▶ _Data records_
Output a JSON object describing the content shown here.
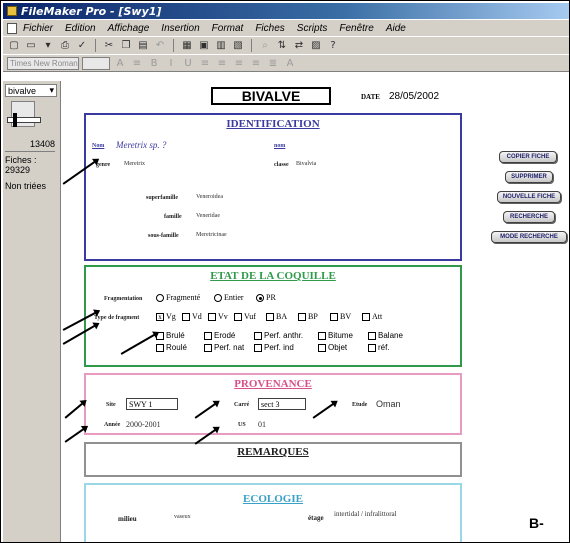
{
  "window": {
    "title": "FileMaker Pro - [Swy1]"
  },
  "menu": {
    "items": [
      "Fichier",
      "Edition",
      "Affichage",
      "Insertion",
      "Format",
      "Fiches",
      "Scripts",
      "Fenêtre",
      "Aide"
    ]
  },
  "toolbar": {
    "font_name": "Times New Roman"
  },
  "status": {
    "layout": "bivalve",
    "record_number": "13408",
    "fiches_label": "Fiches :",
    "fiches_count": "29329",
    "non_triees": "Non triées"
  },
  "header": {
    "title": "BIVALVE",
    "date_label": "DATE",
    "date_value": "28/05/2002"
  },
  "identification": {
    "title": "IDENTIFICATION",
    "genre_label": "Nom",
    "genre_value": "Meretrix sp. ?",
    "nom_label": "nom",
    "genus_label": "genre",
    "genus_value": "Meretrix",
    "classe_label": "classe",
    "classe_value": "Bivalvia",
    "superfamille_label": "superfamille",
    "superfamille_value": "Veneroidea",
    "famille_label": "famille",
    "famille_value": "Veneridae",
    "sousfamille_label": "sous-famille",
    "sousfamille_value": "Meretricinae"
  },
  "etat": {
    "title": "ETAT DE LA COQUILLE",
    "frag_label": "Fragmentation",
    "frag_options": [
      "Fragmenté",
      "Entier",
      "PR"
    ],
    "type_label": "Type de fragment",
    "type_row1": [
      "Vg",
      "Vd",
      "Vv",
      "Vuf",
      "BA",
      "BP",
      "BV",
      "Att"
    ],
    "type_row2": [
      "Brulé",
      "Erodé",
      "Perf. anthr.",
      "Bitume",
      "Balane"
    ],
    "type_row3": [
      "Roulé",
      "Perf. nat",
      "Perf. ind",
      "Objet",
      "réf."
    ]
  },
  "provenance": {
    "title": "PROVENANCE",
    "site_label": "Site",
    "site_value": "SWY 1",
    "carre_label": "Carré",
    "carre_value": "sect 3",
    "etude_label": "Etude",
    "etude_value": "Oman",
    "annee_label": "Année",
    "annee_value": "2000-2001",
    "us_label": "US",
    "us_value": "01"
  },
  "remarques": {
    "title": "REMARQUES"
  },
  "ecologie": {
    "title": "ECOLOGIE",
    "milieu_label": "milieu",
    "milieu_value": "vaseux",
    "etage_label": "étage",
    "etage_value": "intertidal / infralittoral"
  },
  "buttons": {
    "copier": "COPIER FICHE",
    "supprimer": "SUPPRIMER",
    "nouvelle": "NOUVELLE FICHE",
    "recherche": "RECHERCHE",
    "mode_recherche": "MODE RECHERCHE"
  },
  "corner_label": "B-"
}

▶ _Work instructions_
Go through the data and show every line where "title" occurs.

▶ _Your solution_
    "title": "FileMaker Pro - [Swy1]"
    "title": "BIVALVE",
    "title": "IDENTIFICATION",
    "title": "ETAT DE LA COQUILLE",
    "title": "PROVENANCE",
    "title": "REMARQUES"
    "title": "ECOLOGIE",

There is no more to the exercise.